Extracted records

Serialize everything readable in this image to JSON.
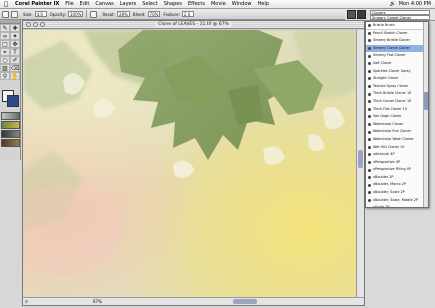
{
  "menubar": {
    "app": "Corel Painter IX",
    "items": [
      "File",
      "Edit",
      "Canvas",
      "Layers",
      "Select",
      "Shapes",
      "Effects",
      "Movie",
      "Window",
      "Help"
    ],
    "clock": "Mon 4:00 PM"
  },
  "propbar": {
    "size_label": "Size:",
    "size_value": "4.0",
    "opacity_label": "Opacity:",
    "opacity_value": "100%",
    "resat_label": "Resat:",
    "resat_value": "28%",
    "bleed_label": "Bleed:",
    "bleed_value": "70%",
    "feature_label": "Feature:",
    "feature_value": "2.0"
  },
  "brush_selector": {
    "category": "Cloners",
    "variant": "Smeary Camel Cloner"
  },
  "document": {
    "title": "Clone of LEAVES - 11.tif @ 67%",
    "zoom": "67%"
  },
  "brush_list": {
    "items": [
      "Bristle Brush",
      "Pencil Sketch Cloner",
      "Smeary Bristle Cloner",
      "Smeary Camel Cloner",
      "Smeary Flat Cloner",
      "Soft Cloner",
      "Sparkles Cloner Spray",
      "Straight Cloner",
      "Texture Spray Cloner",
      "Thick Bristle Cloner 10",
      "Thick Camel Cloner 10",
      "Thick Flat Cloner 10",
      "Van Gogh Cloner",
      "Watercolor Cloner",
      "Watercolor Run Cloner",
      "Watercolor Wash Cloner",
      "Wet Oils Cloner 10",
      "xAirbrush 4P",
      "xPerspective 4P",
      "xPerspective Filling 4P",
      "xBoulder 2P",
      "xBoulder, Marco 2P",
      "xBoulder, Scale 2P",
      "xBoulder, Scale, Rotate 2P",
      "xScale 2P"
    ],
    "selected_index": 3
  },
  "colors": {
    "main_color": "#f4f4f4",
    "additional_color": "#2a4a8a"
  }
}
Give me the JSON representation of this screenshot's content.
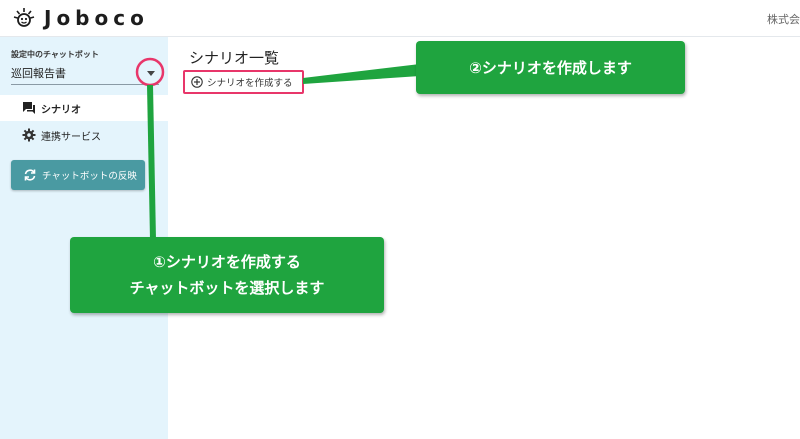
{
  "header": {
    "logo_text": "Joboco",
    "company_text": "株式会"
  },
  "sidebar": {
    "bot_label": "設定中のチャットボット",
    "bot_value": "巡回報告書",
    "items": [
      {
        "label": "シナリオ",
        "icon": "chat-icon",
        "active": true
      },
      {
        "label": "連携サービス",
        "icon": "gear-icon",
        "active": false
      }
    ],
    "reflect_button_label": "チャットボットの反映"
  },
  "main": {
    "page_title": "シナリオ一覧",
    "create_link_label": "シナリオを作成する"
  },
  "annotations": {
    "callout_2": "②シナリオを作成します",
    "callout_1_line1": "①シナリオを作成する",
    "callout_1_line2": "チャットボットを選択します"
  },
  "colors": {
    "sidebar_bg": "#e4f4fc",
    "button_teal": "#4a9aa2",
    "callout_green": "#1fa43f",
    "highlight_pink": "#e8366a"
  }
}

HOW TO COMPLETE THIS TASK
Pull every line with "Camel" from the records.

PROBLEM SOLUTION
    "variant": "Smeary Camel Cloner"
      "Smeary Camel Cloner",
      "Thick Camel Cloner 10",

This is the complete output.